App and web page records
++++++++++
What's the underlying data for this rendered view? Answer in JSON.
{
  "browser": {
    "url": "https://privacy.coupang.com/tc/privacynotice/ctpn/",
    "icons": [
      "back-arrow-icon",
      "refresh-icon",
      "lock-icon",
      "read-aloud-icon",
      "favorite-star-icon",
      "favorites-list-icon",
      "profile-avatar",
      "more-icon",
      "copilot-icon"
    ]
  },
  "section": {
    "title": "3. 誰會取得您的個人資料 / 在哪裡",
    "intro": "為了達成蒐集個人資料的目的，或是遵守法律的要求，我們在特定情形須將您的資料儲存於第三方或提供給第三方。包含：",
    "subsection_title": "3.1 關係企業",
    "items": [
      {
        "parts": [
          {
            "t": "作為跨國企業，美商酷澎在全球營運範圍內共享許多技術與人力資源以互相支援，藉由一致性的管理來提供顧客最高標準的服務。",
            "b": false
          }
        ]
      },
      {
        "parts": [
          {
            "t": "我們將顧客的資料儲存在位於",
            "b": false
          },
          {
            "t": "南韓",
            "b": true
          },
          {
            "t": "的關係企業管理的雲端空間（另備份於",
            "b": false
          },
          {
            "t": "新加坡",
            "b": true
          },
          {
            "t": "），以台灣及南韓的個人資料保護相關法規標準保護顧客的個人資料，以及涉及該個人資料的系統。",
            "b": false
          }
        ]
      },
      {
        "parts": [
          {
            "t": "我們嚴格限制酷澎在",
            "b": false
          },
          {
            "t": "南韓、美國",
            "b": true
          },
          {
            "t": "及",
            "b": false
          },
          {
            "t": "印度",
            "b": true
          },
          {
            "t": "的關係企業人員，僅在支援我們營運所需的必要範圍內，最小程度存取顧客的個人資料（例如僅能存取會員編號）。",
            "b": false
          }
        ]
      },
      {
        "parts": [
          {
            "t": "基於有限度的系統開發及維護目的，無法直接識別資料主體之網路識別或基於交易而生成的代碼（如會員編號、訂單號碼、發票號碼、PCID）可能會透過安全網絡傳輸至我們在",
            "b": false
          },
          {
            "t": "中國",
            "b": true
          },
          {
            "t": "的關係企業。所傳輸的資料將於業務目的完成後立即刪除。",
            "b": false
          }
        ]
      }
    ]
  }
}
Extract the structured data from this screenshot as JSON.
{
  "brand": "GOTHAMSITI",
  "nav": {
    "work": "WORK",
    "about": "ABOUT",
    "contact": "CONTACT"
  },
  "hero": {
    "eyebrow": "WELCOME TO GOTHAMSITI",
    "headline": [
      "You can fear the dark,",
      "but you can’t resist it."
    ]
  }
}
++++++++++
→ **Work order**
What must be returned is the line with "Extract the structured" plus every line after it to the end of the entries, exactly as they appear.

→ **Response**
Extract the structured data from this screenshot as JSON.
{
  "brand": "GOTHAMSITI",
  "nav": {
    "work": "WORK",
    "about": "ABOUT",
    "contact": "CONTACT"
  },
  "hero": {
    "eyebrow": "WELCOME TO GOTHAMSITI",
    "headline": [
      "You can fear the dark,",
      "but you can’t resist it."
    ]
  }
}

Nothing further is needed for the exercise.